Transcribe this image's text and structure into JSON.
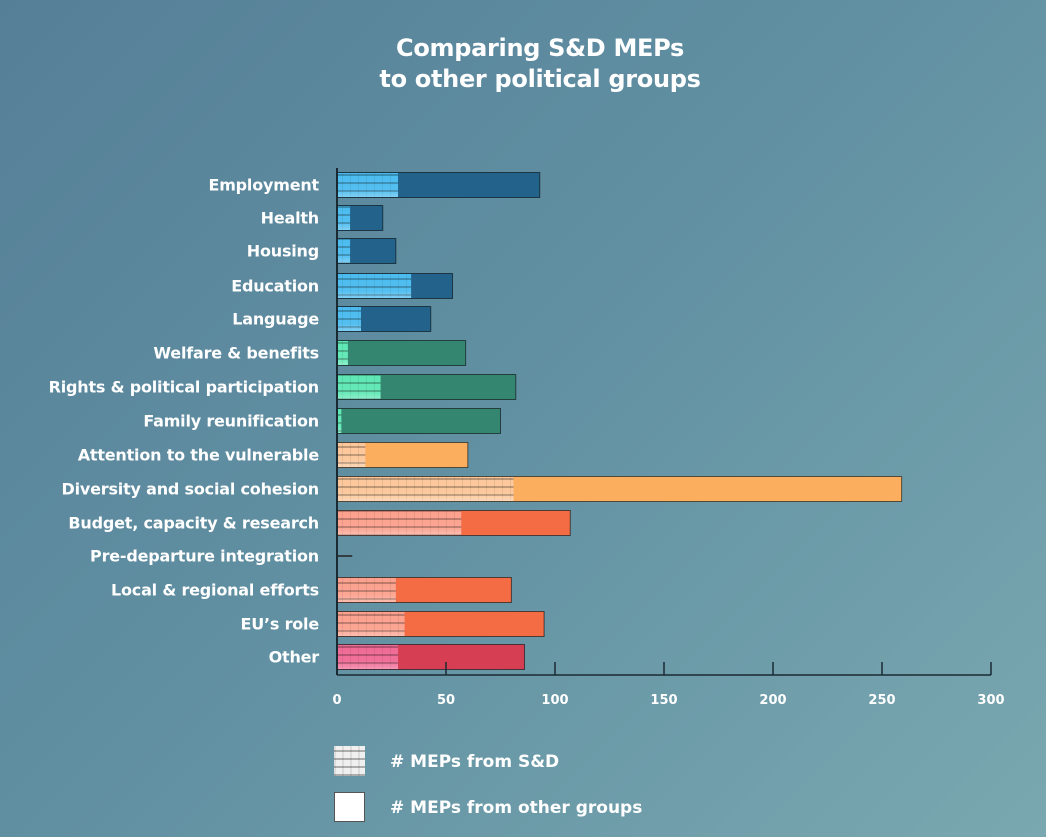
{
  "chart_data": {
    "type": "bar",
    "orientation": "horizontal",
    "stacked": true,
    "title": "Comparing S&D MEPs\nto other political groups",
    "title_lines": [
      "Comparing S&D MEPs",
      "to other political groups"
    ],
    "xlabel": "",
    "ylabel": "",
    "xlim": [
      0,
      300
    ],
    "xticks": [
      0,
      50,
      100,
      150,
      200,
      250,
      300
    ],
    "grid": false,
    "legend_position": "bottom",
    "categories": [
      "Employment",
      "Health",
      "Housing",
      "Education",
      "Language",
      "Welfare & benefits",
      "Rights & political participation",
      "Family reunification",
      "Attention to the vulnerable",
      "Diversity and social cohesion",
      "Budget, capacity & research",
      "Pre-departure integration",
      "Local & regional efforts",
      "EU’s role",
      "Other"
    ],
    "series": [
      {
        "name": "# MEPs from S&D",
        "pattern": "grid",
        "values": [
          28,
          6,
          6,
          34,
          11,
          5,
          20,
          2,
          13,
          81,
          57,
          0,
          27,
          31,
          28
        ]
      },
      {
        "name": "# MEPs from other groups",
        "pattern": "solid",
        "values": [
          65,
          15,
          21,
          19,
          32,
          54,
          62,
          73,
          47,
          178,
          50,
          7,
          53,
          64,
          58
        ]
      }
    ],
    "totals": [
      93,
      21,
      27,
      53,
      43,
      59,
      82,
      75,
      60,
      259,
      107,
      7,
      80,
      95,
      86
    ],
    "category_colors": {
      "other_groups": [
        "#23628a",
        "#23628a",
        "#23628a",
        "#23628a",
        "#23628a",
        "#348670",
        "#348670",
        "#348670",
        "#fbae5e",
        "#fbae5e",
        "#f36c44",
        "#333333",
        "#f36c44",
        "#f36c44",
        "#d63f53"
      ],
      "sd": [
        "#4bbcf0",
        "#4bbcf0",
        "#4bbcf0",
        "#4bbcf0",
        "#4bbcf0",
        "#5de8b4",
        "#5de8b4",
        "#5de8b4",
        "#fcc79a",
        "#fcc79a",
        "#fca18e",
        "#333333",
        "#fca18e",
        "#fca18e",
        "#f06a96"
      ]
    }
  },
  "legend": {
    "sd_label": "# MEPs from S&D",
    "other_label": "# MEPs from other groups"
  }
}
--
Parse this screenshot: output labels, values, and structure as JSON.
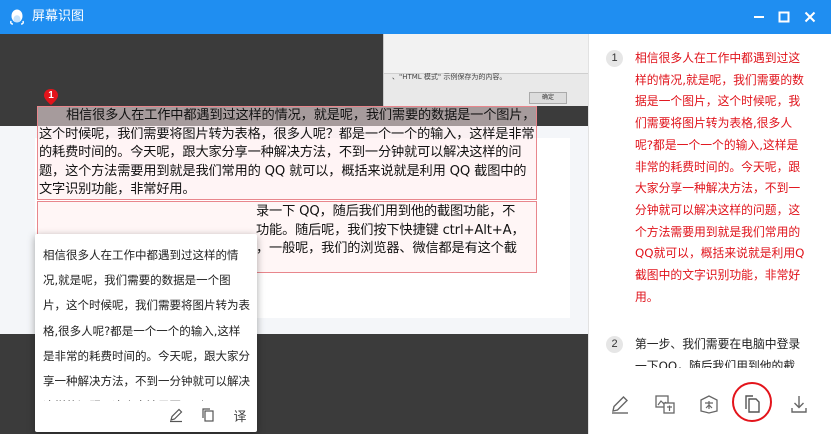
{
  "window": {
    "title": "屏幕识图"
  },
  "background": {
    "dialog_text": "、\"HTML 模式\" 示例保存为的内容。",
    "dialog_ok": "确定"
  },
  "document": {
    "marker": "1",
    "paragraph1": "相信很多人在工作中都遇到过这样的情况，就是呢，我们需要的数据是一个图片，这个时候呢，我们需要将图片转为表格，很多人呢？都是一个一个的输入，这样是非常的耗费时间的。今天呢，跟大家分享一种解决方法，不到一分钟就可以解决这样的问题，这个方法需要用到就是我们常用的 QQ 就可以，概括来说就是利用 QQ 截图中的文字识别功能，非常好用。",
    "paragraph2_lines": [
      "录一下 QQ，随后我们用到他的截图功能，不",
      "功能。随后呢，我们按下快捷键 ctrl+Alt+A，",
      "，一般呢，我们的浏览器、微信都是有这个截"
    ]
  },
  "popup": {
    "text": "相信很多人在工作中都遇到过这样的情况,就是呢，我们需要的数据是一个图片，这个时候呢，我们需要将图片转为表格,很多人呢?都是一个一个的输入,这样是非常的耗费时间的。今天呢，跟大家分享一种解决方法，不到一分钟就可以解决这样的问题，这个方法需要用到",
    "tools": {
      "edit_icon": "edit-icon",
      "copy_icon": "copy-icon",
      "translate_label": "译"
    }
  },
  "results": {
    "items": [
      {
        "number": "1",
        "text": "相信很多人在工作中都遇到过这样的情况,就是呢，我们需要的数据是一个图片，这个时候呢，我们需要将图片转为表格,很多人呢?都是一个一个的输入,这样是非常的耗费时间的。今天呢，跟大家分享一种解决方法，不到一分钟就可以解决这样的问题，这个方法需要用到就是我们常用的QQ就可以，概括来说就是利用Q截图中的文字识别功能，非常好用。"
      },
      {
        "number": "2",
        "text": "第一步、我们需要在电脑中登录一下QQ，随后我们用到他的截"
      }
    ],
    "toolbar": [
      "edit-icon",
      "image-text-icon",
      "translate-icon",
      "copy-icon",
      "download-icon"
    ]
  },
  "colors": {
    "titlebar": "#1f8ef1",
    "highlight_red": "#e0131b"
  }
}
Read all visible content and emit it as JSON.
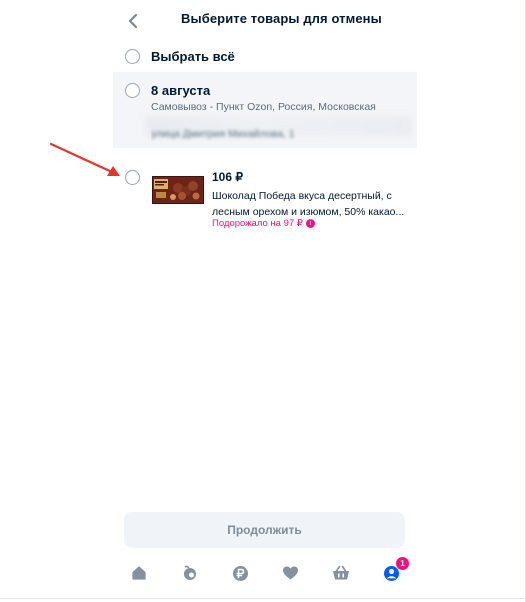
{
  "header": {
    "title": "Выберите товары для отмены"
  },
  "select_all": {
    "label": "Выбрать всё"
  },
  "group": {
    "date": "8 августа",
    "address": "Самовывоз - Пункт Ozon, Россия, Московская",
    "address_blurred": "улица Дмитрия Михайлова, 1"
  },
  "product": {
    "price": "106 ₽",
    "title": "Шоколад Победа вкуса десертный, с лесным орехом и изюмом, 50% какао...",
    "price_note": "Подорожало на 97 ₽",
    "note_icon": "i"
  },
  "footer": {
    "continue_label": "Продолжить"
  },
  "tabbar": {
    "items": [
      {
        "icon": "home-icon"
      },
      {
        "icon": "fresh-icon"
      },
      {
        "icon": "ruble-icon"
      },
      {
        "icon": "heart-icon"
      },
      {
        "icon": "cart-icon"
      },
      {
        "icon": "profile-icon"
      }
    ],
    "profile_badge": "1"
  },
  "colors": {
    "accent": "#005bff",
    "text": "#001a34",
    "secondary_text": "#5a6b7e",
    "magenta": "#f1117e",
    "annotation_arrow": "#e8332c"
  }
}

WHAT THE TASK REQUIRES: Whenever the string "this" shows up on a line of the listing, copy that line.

ANSWER SECTION:
Transcribe this image's text and structure into JSON.
Parse this screenshot: output labels, values, and structure as JSON.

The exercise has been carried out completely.